> [ACTION ITEM]: Copy the data below verbatim, leaving no line out.

> [DATA IN THIS EXERCISE]:
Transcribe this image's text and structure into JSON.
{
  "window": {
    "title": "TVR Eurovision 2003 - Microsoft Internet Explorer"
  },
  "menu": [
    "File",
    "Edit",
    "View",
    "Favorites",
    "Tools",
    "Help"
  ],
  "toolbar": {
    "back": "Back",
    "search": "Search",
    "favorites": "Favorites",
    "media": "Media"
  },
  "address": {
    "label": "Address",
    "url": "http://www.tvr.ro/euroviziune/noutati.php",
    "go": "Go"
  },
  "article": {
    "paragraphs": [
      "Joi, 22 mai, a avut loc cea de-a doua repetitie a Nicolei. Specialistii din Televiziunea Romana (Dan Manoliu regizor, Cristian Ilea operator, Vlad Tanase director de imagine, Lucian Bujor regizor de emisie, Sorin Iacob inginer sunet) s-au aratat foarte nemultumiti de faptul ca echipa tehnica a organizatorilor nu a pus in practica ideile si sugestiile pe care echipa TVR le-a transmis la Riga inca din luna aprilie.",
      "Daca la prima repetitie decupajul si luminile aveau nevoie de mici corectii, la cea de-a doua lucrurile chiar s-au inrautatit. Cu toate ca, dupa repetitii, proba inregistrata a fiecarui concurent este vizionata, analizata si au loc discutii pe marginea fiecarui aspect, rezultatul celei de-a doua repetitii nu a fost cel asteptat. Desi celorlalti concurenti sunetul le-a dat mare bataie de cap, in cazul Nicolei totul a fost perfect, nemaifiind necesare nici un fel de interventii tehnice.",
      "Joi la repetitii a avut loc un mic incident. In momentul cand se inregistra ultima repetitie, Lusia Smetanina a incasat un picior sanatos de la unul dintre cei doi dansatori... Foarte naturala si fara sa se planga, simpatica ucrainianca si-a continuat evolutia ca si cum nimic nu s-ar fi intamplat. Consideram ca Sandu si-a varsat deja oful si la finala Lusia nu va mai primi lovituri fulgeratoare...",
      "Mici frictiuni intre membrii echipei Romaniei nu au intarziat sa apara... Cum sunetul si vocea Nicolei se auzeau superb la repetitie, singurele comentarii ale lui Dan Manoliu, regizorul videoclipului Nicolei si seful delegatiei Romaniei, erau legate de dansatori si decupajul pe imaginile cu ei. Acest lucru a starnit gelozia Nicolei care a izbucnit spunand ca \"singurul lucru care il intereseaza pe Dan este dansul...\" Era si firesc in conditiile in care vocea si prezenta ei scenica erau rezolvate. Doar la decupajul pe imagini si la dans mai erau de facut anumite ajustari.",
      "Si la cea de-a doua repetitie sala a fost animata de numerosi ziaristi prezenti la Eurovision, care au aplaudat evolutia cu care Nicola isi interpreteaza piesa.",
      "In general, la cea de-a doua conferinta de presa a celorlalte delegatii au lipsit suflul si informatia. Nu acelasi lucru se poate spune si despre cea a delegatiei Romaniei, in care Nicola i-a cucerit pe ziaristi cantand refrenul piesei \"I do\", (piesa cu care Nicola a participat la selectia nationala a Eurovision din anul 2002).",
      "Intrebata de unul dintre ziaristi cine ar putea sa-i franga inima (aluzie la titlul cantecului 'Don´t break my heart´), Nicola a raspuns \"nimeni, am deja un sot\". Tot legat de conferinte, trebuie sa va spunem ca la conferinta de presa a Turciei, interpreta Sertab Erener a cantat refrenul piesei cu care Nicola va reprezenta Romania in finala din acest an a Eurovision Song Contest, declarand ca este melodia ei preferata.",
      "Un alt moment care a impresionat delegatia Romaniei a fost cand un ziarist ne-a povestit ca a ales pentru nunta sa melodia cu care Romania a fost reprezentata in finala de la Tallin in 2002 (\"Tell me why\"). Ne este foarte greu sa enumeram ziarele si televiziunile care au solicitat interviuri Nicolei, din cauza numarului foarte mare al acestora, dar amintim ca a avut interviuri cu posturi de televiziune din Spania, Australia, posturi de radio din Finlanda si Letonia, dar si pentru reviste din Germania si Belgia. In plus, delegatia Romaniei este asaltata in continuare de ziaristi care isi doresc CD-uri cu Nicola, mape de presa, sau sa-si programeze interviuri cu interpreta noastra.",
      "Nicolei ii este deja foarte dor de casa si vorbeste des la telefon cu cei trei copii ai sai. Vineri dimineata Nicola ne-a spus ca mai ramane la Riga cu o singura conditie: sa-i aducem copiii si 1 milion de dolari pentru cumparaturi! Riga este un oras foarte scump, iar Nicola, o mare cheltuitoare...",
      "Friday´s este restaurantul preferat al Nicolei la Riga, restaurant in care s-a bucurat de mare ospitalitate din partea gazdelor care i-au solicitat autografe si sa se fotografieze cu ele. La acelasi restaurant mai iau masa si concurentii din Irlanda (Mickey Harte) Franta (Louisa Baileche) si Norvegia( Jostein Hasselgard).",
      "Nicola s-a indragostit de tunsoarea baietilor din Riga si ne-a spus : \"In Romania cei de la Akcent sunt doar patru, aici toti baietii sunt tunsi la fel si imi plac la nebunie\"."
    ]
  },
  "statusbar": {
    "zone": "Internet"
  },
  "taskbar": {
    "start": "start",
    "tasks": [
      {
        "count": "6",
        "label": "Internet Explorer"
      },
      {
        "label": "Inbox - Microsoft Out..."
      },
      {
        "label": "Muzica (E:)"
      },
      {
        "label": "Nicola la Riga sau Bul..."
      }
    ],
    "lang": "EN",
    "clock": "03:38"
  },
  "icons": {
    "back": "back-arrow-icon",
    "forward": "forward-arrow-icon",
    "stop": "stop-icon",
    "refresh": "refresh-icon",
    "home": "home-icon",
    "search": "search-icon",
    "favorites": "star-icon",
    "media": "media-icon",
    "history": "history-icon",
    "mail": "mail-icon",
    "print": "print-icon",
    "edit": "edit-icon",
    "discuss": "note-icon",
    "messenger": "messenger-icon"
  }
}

> [OUTPUT BELOW]:
Transcribe this image's text and structure into JSON.
{
  "window": {
    "title": "TVR Eurovision 2003 - Microsoft Internet Explorer"
  },
  "menu": [
    "File",
    "Edit",
    "View",
    "Favorites",
    "Tools",
    "Help"
  ],
  "toolbar": {
    "back": "Back",
    "search": "Search",
    "favorites": "Favorites",
    "media": "Media"
  },
  "address": {
    "label": "Address",
    "url": "http://www.tvr.ro/euroviziune/noutati.php",
    "go": "Go"
  },
  "article": {
    "paragraphs": [
      "Joi, 22 mai, a avut loc cea de-a doua repetitie a Nicolei. Specialistii din Televiziunea Romana (Dan Manoliu regizor, Cristian Ilea operator, Vlad Tanase director de imagine, Lucian Bujor regizor de emisie, Sorin Iacob inginer sunet) s-au aratat foarte nemultumiti de faptul ca echipa tehnica a organizatorilor nu a pus in practica ideile si sugestiile pe care echipa TVR le-a transmis la Riga inca din luna aprilie.",
      "Daca la prima repetitie decupajul si luminile aveau nevoie de mici corectii, la cea de-a doua lucrurile chiar s-au inrautatit. Cu toate ca, dupa repetitii, proba inregistrata a fiecarui concurent este vizionata, analizata si au loc discutii pe marginea fiecarui aspect, rezultatul celei de-a doua repetitii nu a fost cel asteptat. Desi celorlalti concurenti sunetul le-a dat mare bataie de cap, in cazul Nicolei totul a fost perfect, nemaifiind necesare nici un fel de interventii tehnice.",
      "Joi la repetitii a avut loc un mic incident. In momentul cand se inregistra ultima repetitie, Lusia Smetanina a incasat un picior sanatos de la unul dintre cei doi dansatori... Foarte naturala si fara sa se planga, simpatica ucrainianca si-a continuat evolutia ca si cum nimic nu s-ar fi intamplat. Consideram ca Sandu si-a varsat deja oful si la finala Lusia nu va mai primi lovituri fulgeratoare...",
      "Mici frictiuni intre membrii echipei Romaniei nu au intarziat sa apara... Cum sunetul si vocea Nicolei se auzeau superb la repetitie, singurele comentarii ale lui Dan Manoliu, regizorul videoclipului Nicolei si seful delegatiei Romaniei, erau legate de dansatori si decupajul pe imaginile cu ei. Acest lucru a starnit gelozia Nicolei care a izbucnit spunand ca \"singurul lucru care il intereseaza pe Dan este dansul...\" Era si firesc in conditiile in care vocea si prezenta ei scenica erau rezolvate. Doar la decupajul pe imagini si la dans mai erau de facut anumite ajustari.",
      "Si la cea de-a doua repetitie sala a fost animata de numerosi ziaristi prezenti la Eurovision, care au aplaudat evolutia cu care Nicola isi interpreteaza piesa.",
      "In general, la cea de-a doua conferinta de presa a celorlalte delegatii au lipsit suflul si informatia. Nu acelasi lucru se poate spune si despre cea a delegatiei Romaniei, in care Nicola i-a cucerit pe ziaristi cantand refrenul piesei \"I do\", (piesa cu care Nicola a participat la selectia nationala a Eurovision din anul 2002).",
      "Intrebata de unul dintre ziaristi cine ar putea sa-i franga inima (aluzie la titlul cantecului 'Don´t break my heart´), Nicola a raspuns \"nimeni, am deja un sot\". Tot legat de conferinte, trebuie sa va spunem ca la conferinta de presa a Turciei, interpreta Sertab Erener a cantat refrenul piesei cu care Nicola va reprezenta Romania in finala din acest an a Eurovision Song Contest, declarand ca este melodia ei preferata.",
      "Un alt moment care a impresionat delegatia Romaniei a fost cand un ziarist ne-a povestit ca a ales pentru nunta sa melodia cu care Romania a fost reprezentata in finala de la Tallin in 2002 (\"Tell me why\"). Ne este foarte greu sa enumeram ziarele si televiziunile care au solicitat interviuri Nicolei, din cauza numarului foarte mare al acestora, dar amintim ca a avut interviuri cu posturi de televiziune din Spania, Australia, posturi de radio din Finlanda si Letonia, dar si pentru reviste din Germania si Belgia. In plus, delegatia Romaniei este asaltata in continuare de ziaristi care isi doresc CD-uri cu Nicola, mape de presa, sau sa-si programeze interviuri cu interpreta noastra.",
      "Nicolei ii este deja foarte dor de casa si vorbeste des la telefon cu cei trei copii ai sai. Vineri dimineata Nicola ne-a spus ca mai ramane la Riga cu o singura conditie: sa-i aducem copiii si 1 milion de dolari pentru cumparaturi! Riga este un oras foarte scump, iar Nicola, o mare cheltuitoare...",
      "Friday´s este restaurantul preferat al Nicolei la Riga, restaurant in care s-a bucurat de mare ospitalitate din partea gazdelor care i-au solicitat autografe si sa se fotografieze cu ele. La acelasi restaurant mai iau masa si concurentii din Irlanda (Mickey Harte) Franta (Louisa Baileche) si Norvegia( Jostein Hasselgard).",
      "Nicola s-a indragostit de tunsoarea baietilor din Riga si ne-a spus : \"In Romania cei de la Akcent sunt doar patru, aici toti baietii sunt tunsi la fel si imi plac la nebunie\"."
    ]
  },
  "statusbar": {
    "zone": "Internet"
  },
  "taskbar": {
    "start": "start",
    "tasks": [
      {
        "count": "6",
        "label": "Internet Explorer"
      },
      {
        "label": "Inbox - Microsoft Out..."
      },
      {
        "label": "Muzica (E:)"
      },
      {
        "label": "Nicola la Riga sau Bul..."
      }
    ],
    "lang": "EN",
    "clock": "03:38"
  },
  "icons": {
    "back": "back-arrow-icon",
    "forward": "forward-arrow-icon",
    "stop": "stop-icon",
    "refresh": "refresh-icon",
    "home": "home-icon",
    "search": "search-icon",
    "favorites": "star-icon",
    "media": "media-icon",
    "history": "history-icon",
    "mail": "mail-icon",
    "print": "print-icon",
    "edit": "edit-icon",
    "discuss": "note-icon",
    "messenger": "messenger-icon"
  }
}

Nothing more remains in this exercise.